[Website and app data records]

....

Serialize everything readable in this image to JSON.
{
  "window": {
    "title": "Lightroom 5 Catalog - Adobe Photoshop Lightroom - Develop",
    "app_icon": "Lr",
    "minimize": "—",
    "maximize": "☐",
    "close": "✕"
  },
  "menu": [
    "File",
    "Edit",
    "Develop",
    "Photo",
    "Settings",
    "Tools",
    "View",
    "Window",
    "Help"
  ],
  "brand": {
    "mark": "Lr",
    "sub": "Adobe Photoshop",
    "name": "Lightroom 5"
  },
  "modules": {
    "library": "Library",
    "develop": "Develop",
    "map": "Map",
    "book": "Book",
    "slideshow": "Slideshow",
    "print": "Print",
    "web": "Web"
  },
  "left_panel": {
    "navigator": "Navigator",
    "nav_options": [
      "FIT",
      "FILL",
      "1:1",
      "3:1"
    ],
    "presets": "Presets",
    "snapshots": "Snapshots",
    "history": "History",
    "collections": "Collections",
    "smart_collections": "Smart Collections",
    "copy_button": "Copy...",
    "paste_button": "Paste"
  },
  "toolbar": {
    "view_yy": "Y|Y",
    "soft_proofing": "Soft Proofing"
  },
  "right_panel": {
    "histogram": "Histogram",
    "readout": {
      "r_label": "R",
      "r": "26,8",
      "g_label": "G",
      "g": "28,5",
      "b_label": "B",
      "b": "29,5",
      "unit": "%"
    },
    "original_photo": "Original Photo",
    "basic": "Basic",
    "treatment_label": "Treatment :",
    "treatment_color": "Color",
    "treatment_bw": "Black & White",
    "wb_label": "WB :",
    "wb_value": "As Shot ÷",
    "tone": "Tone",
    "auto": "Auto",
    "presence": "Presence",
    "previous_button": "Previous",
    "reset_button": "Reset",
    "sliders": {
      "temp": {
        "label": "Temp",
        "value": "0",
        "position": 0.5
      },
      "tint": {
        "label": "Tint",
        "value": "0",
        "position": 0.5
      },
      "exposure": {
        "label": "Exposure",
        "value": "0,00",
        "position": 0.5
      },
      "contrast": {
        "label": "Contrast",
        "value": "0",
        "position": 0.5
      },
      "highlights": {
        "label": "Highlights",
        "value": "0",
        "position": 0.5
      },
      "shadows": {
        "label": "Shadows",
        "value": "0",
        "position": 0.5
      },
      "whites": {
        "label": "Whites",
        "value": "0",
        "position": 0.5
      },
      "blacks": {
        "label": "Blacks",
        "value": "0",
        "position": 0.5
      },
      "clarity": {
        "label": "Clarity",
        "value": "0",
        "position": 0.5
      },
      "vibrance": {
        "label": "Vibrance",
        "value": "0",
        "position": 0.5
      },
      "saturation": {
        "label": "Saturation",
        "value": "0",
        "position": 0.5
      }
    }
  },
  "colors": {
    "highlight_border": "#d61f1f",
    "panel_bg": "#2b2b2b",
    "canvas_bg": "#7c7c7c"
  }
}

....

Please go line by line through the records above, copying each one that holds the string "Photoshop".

    "title": "Lightroom 5 Catalog - Adobe Photoshop Lightroom - Develop",
    "sub": "Adobe Photoshop",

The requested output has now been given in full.